┌────────

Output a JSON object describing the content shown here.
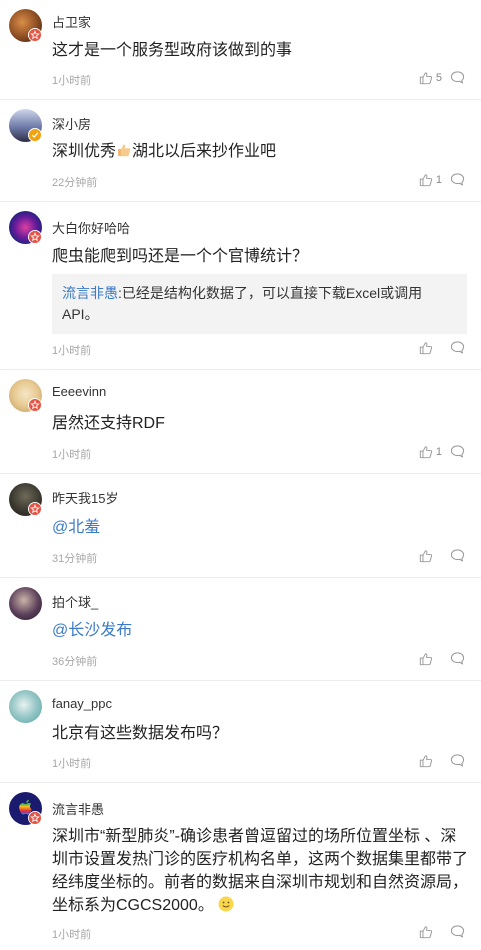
{
  "colors": {
    "mention": "#3a7ac8",
    "badge_red": "#e45546",
    "badge_orange": "#f0a20f",
    "time_gray": "#a7a7a7",
    "quote_bg": "#f3f3f3"
  },
  "comments": [
    {
      "username": "占卫家",
      "text": "这才是一个服务型政府该做到的事",
      "time": "1小时前",
      "likes": "5",
      "badge": "red-badge-icon"
    },
    {
      "username": "深小房",
      "text_before": "深圳优秀",
      "text_after": "湖北以后来抄作业吧",
      "emoji": "thumbs-up-emoji",
      "time": "22分钟前",
      "likes": "1",
      "badge": "orange-verified-badge-icon"
    },
    {
      "username": "大白你好哈哈",
      "text": "爬虫能爬到吗还是一个个官博统计？",
      "quote_name": "流言非愚",
      "quote_text": ":已经是结构化数据了，可以直接下载Excel或调用API。",
      "time": "1小时前",
      "likes": "",
      "badge": "red-badge-icon"
    },
    {
      "username": "Eeeevinn",
      "text": "居然还支持RDF",
      "time": "1小时前",
      "likes": "1",
      "badge": "red-badge-icon"
    },
    {
      "username": "昨天我15岁",
      "text": "@北羞",
      "time": "31分钟前",
      "likes": "",
      "badge": "red-badge-icon"
    },
    {
      "username": "拍个球_",
      "text": "@长沙发布",
      "time": "36分钟前",
      "likes": "",
      "badge": ""
    },
    {
      "username": "fanay_ppc",
      "text": "北京有这些数据发布吗？",
      "time": "1小时前",
      "likes": "",
      "badge": ""
    },
    {
      "username": "流言非愚",
      "text": "深圳市“新型肺炎”-确诊患者曾逗留过的场所位置坐标 、深圳市设置发热门诊的医疗机构名单，这两个数据集里都带了经纬度坐标的。前者的数据来自深圳市规划和自然资源局，坐标系为CGCS2000。",
      "emoji": "smile-emoji",
      "time": "1小时前",
      "likes": "",
      "badge": "red-badge-icon"
    }
  ]
}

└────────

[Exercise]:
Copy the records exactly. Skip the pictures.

[Exercise solution]:
Output a JSON object describing the content shown here.
{
  "colors": {
    "mention": "#3a7ac8",
    "badge_red": "#e45546",
    "badge_orange": "#f0a20f",
    "time_gray": "#a7a7a7",
    "quote_bg": "#f3f3f3"
  },
  "comments": [
    {
      "username": "占卫家",
      "text": "这才是一个服务型政府该做到的事",
      "time": "1小时前",
      "likes": "5",
      "badge": "red-badge-icon"
    },
    {
      "username": "深小房",
      "text_before": "深圳优秀",
      "text_after": "湖北以后来抄作业吧",
      "emoji": "thumbs-up-emoji",
      "time": "22分钟前",
      "likes": "1",
      "badge": "orange-verified-badge-icon"
    },
    {
      "username": "大白你好哈哈",
      "text": "爬虫能爬到吗还是一个个官博统计？",
      "quote_name": "流言非愚",
      "quote_text": ":已经是结构化数据了，可以直接下载Excel或调用API。",
      "time": "1小时前",
      "likes": "",
      "badge": "red-badge-icon"
    },
    {
      "username": "Eeeevinn",
      "text": "居然还支持RDF",
      "time": "1小时前",
      "likes": "1",
      "badge": "red-badge-icon"
    },
    {
      "username": "昨天我15岁",
      "text": "@北羞",
      "time": "31分钟前",
      "likes": "",
      "badge": "red-badge-icon"
    },
    {
      "username": "拍个球_",
      "text": "@长沙发布",
      "time": "36分钟前",
      "likes": "",
      "badge": ""
    },
    {
      "username": "fanay_ppc",
      "text": "北京有这些数据发布吗？",
      "time": "1小时前",
      "likes": "",
      "badge": ""
    },
    {
      "username": "流言非愚",
      "text": "深圳市“新型肺炎”-确诊患者曾逗留过的场所位置坐标 、深圳市设置发热门诊的医疗机构名单，这两个数据集里都带了经纬度坐标的。前者的数据来自深圳市规划和自然资源局，坐标系为CGCS2000。",
      "emoji": "smile-emoji",
      "time": "1小时前",
      "likes": "",
      "badge": "red-badge-icon"
    }
  ]
}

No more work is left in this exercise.